TASK TO COMPLETE
Copy out, from the entries below, each line that holds the string "const".

(Records drawn from a dataset)
■ ■ ■ ■ ■ ■ ■

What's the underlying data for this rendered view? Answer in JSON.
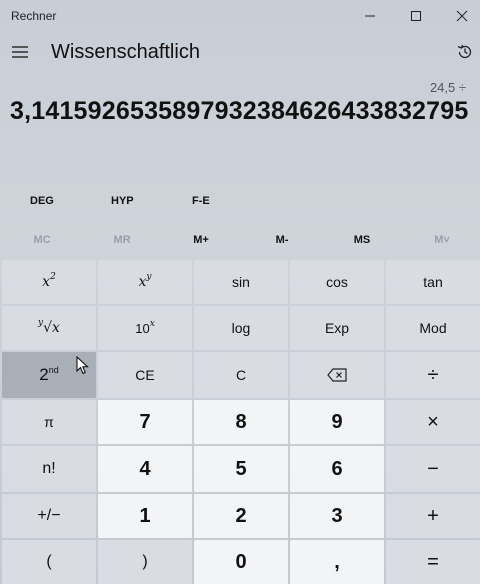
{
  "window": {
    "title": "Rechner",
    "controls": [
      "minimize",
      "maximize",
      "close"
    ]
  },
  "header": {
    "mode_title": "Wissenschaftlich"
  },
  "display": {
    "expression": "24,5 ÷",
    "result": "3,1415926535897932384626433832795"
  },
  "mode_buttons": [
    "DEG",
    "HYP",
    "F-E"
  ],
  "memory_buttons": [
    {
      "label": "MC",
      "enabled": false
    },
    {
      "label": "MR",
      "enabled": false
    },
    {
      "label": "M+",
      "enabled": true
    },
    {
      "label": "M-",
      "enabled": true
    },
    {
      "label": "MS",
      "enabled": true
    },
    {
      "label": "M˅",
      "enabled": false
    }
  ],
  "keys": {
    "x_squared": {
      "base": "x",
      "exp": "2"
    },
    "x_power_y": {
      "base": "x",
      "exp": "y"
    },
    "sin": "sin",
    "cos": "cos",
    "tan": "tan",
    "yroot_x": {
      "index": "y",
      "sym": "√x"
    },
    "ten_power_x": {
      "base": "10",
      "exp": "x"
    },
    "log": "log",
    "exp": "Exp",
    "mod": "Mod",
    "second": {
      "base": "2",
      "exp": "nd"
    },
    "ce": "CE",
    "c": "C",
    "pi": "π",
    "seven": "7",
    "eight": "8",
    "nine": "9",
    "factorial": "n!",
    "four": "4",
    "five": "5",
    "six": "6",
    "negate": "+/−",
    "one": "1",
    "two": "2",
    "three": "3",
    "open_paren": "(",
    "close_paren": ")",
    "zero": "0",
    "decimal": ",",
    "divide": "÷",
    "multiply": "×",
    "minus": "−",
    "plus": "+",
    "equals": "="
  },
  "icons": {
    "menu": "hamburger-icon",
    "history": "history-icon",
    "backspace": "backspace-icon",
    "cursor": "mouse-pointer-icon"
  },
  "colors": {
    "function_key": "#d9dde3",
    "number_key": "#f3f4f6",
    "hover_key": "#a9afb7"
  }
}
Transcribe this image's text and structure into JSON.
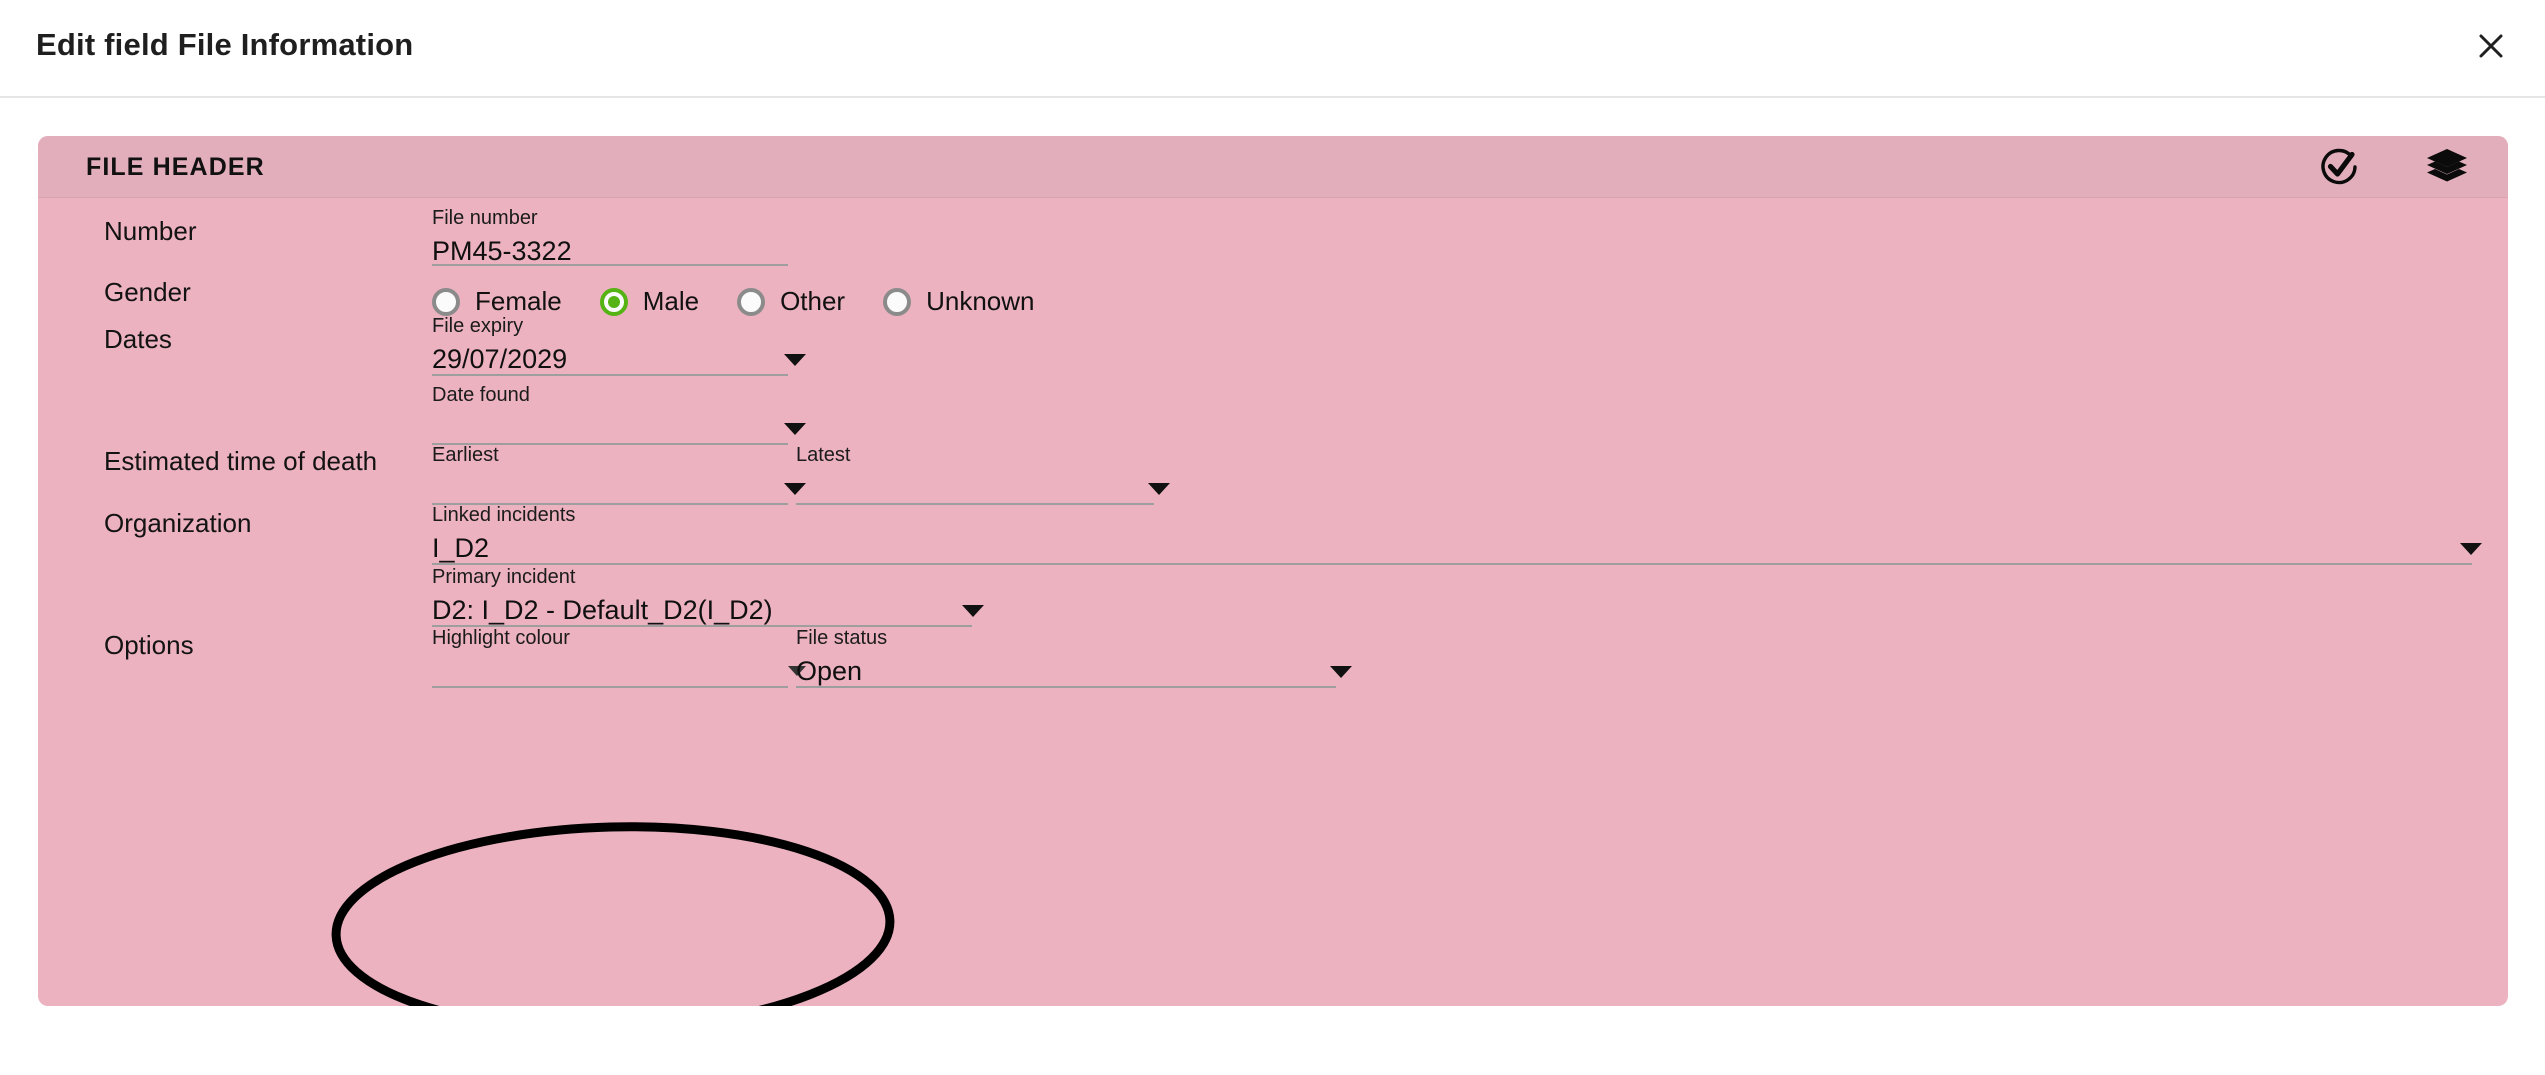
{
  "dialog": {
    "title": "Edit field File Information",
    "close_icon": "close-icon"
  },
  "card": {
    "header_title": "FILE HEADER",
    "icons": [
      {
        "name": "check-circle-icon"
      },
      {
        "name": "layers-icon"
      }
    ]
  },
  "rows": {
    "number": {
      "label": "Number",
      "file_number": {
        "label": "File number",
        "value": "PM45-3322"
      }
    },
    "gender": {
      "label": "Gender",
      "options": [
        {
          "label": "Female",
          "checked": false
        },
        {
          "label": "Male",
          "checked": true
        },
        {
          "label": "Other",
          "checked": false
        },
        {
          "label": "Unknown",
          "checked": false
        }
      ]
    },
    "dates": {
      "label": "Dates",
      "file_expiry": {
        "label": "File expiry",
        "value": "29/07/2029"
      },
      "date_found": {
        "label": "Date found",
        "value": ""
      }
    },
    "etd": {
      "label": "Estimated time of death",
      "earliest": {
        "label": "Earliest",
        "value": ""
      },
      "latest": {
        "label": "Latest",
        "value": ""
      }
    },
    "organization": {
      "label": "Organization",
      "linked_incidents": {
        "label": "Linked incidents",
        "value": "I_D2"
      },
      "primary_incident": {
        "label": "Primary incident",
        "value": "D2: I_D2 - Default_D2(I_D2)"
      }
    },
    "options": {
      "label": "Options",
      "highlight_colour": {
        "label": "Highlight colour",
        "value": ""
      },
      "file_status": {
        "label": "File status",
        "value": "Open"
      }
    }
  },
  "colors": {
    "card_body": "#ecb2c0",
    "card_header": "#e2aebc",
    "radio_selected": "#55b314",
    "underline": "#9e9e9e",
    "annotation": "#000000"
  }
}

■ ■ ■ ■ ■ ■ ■

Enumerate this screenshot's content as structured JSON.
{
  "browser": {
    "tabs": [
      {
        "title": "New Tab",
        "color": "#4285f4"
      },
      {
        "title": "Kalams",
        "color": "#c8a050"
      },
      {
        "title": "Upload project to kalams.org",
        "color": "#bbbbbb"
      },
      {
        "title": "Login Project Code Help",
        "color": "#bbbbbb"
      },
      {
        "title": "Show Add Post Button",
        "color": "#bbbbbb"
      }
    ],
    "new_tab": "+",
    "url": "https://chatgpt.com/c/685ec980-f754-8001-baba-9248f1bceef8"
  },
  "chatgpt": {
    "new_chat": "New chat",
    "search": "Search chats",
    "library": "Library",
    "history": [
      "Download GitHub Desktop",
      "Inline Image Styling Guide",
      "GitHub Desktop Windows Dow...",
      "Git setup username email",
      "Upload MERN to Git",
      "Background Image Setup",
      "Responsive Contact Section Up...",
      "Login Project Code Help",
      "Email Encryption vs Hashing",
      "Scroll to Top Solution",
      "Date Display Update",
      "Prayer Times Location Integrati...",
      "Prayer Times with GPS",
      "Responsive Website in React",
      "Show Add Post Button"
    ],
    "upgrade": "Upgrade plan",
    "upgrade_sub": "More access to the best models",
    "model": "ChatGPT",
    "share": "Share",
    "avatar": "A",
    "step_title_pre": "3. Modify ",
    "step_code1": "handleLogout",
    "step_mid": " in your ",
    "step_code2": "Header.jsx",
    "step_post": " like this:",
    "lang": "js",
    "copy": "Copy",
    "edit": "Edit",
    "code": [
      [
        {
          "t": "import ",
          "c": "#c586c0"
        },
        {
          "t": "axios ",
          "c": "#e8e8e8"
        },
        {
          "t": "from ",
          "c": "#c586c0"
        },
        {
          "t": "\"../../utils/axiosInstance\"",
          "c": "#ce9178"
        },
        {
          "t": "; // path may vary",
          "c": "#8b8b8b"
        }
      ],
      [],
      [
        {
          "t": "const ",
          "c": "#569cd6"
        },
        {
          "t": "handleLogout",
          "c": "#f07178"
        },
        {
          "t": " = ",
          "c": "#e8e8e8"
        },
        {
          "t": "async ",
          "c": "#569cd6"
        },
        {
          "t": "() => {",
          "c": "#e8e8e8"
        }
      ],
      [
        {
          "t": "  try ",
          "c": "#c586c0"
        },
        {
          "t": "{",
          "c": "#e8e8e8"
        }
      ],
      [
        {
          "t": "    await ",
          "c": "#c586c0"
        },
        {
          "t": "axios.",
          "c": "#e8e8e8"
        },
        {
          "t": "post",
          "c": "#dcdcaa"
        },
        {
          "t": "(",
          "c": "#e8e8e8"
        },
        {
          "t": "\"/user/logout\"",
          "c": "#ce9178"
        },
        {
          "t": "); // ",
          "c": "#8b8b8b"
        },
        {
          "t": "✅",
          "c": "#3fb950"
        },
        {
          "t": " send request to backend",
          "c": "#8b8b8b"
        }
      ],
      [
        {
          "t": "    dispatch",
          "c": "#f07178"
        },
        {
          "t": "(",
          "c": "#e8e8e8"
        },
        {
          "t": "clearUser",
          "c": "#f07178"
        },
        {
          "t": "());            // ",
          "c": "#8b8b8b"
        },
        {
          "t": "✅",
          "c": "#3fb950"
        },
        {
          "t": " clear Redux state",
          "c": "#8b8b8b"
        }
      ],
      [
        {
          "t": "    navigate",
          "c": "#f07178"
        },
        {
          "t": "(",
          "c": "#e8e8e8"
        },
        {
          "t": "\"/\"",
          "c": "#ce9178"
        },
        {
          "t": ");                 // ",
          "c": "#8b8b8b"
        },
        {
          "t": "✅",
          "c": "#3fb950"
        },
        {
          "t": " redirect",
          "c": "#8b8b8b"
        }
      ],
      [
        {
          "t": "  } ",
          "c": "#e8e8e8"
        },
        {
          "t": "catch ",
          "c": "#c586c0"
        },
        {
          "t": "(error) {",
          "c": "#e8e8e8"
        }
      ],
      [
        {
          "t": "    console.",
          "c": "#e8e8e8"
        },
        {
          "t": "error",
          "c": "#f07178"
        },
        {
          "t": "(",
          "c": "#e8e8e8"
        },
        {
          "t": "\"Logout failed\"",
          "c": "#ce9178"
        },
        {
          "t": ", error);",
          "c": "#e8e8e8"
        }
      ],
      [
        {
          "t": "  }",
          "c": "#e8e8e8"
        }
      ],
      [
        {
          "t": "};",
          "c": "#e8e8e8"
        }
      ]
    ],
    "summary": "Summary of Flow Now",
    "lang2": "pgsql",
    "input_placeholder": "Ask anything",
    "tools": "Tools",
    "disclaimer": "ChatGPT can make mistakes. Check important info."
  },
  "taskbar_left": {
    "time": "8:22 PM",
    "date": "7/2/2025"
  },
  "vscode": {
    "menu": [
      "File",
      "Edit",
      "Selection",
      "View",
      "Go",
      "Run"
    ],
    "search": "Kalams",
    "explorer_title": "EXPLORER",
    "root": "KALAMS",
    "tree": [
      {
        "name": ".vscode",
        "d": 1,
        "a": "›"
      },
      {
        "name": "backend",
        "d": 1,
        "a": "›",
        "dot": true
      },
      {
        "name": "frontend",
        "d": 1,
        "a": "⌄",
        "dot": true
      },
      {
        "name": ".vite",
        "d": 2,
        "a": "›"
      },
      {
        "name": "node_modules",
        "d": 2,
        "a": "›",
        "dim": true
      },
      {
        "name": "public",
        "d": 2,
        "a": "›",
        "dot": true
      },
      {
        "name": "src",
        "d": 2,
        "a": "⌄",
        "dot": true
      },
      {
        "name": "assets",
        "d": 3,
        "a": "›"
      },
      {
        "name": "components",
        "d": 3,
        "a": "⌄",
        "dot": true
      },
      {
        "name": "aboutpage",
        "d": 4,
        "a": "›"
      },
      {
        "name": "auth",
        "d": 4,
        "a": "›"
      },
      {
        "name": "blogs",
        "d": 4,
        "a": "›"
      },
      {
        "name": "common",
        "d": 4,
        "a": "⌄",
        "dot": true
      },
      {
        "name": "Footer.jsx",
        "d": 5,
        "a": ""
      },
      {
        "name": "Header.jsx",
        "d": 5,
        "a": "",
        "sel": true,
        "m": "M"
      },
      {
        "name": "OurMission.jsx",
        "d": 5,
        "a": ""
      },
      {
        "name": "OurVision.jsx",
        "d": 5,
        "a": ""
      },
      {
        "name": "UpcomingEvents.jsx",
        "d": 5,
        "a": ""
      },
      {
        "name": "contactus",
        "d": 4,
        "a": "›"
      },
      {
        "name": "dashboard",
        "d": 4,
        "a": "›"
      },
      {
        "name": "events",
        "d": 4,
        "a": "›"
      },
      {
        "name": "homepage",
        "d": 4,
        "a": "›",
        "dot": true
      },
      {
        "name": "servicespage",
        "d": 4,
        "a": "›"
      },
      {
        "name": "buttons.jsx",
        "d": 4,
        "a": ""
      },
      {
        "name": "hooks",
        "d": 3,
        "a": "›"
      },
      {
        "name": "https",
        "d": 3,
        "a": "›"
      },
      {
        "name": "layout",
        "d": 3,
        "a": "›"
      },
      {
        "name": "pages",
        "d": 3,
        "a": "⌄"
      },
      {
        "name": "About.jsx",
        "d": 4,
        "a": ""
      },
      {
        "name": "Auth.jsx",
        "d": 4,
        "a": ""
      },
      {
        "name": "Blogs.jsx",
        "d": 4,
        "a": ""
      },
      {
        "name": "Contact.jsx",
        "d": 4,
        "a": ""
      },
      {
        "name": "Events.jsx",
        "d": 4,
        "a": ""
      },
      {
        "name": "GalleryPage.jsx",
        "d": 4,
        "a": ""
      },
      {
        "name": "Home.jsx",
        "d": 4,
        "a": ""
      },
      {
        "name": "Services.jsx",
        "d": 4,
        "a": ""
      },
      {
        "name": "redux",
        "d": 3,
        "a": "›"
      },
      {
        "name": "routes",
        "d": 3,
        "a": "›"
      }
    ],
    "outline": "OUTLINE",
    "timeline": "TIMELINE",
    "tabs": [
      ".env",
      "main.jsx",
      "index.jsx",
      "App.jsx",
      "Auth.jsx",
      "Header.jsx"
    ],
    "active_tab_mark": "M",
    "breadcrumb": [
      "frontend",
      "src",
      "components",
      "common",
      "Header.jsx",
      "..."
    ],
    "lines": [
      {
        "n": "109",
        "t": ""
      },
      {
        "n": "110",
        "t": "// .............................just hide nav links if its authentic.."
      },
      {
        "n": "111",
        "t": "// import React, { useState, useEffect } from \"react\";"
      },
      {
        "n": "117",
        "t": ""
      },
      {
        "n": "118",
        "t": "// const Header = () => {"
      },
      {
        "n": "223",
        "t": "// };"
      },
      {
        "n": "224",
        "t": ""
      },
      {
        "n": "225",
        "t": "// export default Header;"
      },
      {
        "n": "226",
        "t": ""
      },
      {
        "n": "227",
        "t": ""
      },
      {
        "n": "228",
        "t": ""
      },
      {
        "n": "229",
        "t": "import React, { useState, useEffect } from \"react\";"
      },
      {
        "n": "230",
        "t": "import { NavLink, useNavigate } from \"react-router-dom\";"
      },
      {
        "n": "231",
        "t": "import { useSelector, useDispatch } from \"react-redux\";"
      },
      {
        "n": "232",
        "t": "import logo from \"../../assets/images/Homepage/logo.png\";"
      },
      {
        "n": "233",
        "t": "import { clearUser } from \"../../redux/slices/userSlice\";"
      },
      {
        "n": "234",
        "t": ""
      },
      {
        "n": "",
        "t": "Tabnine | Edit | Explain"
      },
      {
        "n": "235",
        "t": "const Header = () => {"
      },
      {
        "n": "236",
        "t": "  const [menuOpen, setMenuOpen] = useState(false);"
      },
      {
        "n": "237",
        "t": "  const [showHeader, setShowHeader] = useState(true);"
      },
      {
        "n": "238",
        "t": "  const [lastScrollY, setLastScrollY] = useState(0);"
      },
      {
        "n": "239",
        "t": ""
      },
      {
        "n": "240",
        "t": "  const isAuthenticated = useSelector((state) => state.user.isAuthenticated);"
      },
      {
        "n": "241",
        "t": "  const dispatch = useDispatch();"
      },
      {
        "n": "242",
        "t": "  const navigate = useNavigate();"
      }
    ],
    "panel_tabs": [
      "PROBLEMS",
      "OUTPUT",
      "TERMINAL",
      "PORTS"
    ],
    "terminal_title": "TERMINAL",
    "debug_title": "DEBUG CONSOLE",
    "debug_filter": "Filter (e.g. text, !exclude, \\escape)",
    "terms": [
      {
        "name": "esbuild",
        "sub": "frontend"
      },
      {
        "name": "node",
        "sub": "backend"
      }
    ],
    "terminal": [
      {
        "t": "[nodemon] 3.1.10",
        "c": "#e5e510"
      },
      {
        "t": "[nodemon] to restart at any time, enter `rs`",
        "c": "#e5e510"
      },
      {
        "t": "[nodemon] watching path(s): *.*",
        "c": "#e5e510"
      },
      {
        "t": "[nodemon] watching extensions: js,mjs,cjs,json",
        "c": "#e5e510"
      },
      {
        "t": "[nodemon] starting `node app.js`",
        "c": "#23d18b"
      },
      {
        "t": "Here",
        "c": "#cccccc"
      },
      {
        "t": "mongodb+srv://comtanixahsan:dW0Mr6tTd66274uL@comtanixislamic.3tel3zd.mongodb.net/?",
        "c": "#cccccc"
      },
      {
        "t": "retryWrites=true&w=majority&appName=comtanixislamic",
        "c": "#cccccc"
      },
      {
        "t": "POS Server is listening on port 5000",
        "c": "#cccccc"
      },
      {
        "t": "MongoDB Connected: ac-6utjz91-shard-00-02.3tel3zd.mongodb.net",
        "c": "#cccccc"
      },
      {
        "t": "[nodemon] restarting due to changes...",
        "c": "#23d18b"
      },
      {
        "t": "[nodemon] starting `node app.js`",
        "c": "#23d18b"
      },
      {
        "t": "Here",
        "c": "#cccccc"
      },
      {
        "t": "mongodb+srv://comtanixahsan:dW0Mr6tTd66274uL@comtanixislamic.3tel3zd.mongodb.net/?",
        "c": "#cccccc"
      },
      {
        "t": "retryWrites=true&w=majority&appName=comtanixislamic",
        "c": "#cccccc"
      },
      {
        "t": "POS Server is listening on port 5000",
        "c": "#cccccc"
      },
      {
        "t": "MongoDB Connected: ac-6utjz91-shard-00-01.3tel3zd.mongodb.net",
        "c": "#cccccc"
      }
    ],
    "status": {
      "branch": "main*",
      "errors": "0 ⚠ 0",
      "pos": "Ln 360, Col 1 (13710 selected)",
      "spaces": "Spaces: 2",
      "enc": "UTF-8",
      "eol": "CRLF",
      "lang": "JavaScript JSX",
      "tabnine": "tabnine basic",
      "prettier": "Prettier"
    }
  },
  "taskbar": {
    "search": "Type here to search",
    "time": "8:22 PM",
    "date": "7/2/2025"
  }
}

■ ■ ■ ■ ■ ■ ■

EXERCISE OUTPUT
          "t": "const ",
        "t": "// const Header = () => {"
        "t": "const Header = () => {"
        "t": "  const [menuOpen, setMenuOpen] = useState(false);"
        "t": "  const [showHeader, setShowHeader] = useState(true);"
        "t": "  const [lastScrollY, setLastScrollY] = useState(0);"
        "t": "  const isAuthenticated = useSelector((state) => state.user.isAuthenticated);"
        "t": "  const dispatch = useDispatch();"
        "t": "  const navigate = useNavigate();"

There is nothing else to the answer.